**Excerpted data:**
=== Section Start ===
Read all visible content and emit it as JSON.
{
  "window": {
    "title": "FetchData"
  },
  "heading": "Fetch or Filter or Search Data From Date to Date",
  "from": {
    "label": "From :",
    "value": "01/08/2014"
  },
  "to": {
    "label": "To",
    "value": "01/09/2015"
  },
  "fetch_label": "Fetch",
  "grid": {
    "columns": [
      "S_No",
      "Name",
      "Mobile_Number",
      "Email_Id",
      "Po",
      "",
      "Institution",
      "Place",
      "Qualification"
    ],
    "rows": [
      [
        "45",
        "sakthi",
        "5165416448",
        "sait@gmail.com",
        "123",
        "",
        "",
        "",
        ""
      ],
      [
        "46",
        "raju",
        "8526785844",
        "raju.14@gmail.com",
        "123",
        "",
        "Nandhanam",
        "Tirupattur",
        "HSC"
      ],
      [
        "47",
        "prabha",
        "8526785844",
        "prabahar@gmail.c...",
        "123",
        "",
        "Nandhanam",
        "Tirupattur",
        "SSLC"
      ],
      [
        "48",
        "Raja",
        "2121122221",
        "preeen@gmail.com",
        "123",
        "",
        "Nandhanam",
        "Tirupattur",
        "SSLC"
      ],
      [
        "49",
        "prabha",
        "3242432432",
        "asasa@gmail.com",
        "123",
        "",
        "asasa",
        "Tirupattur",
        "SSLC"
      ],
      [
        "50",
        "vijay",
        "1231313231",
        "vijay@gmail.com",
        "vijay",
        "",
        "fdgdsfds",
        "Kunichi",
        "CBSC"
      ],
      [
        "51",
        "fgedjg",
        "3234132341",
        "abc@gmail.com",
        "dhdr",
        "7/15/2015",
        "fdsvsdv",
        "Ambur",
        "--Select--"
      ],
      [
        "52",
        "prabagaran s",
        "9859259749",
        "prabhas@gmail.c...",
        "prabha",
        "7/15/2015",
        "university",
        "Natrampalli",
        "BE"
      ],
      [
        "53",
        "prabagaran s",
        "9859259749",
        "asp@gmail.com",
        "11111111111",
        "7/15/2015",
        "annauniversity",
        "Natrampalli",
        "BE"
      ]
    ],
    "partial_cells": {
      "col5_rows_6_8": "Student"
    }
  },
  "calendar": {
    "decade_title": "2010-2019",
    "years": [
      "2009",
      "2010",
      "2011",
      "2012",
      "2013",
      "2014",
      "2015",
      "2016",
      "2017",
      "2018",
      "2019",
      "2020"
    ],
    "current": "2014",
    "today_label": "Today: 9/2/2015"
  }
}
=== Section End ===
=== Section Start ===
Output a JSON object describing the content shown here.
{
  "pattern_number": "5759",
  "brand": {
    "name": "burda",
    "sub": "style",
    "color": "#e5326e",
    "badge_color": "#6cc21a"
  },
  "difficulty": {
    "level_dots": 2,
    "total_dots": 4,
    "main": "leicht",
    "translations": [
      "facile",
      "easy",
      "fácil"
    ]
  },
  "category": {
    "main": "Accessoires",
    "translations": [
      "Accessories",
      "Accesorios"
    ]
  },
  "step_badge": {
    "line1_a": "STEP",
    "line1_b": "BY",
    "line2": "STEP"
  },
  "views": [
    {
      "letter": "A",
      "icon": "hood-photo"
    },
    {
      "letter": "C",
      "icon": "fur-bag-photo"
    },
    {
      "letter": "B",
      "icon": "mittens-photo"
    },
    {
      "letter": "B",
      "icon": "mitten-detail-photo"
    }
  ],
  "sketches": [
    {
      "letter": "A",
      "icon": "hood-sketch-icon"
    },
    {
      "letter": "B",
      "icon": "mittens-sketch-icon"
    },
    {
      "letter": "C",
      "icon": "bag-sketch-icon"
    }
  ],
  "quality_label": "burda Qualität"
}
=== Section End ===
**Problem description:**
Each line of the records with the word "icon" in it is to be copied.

**Answer to this problem:**
      "icon": "hood-photo"
      "icon": "fur-bag-photo"
      "icon": "mittens-photo"
      "icon": "mitten-detail-photo"
      "icon": "hood-sketch-icon"
      "icon": "mittens-sketch-icon"
      "icon": "bag-sketch-icon"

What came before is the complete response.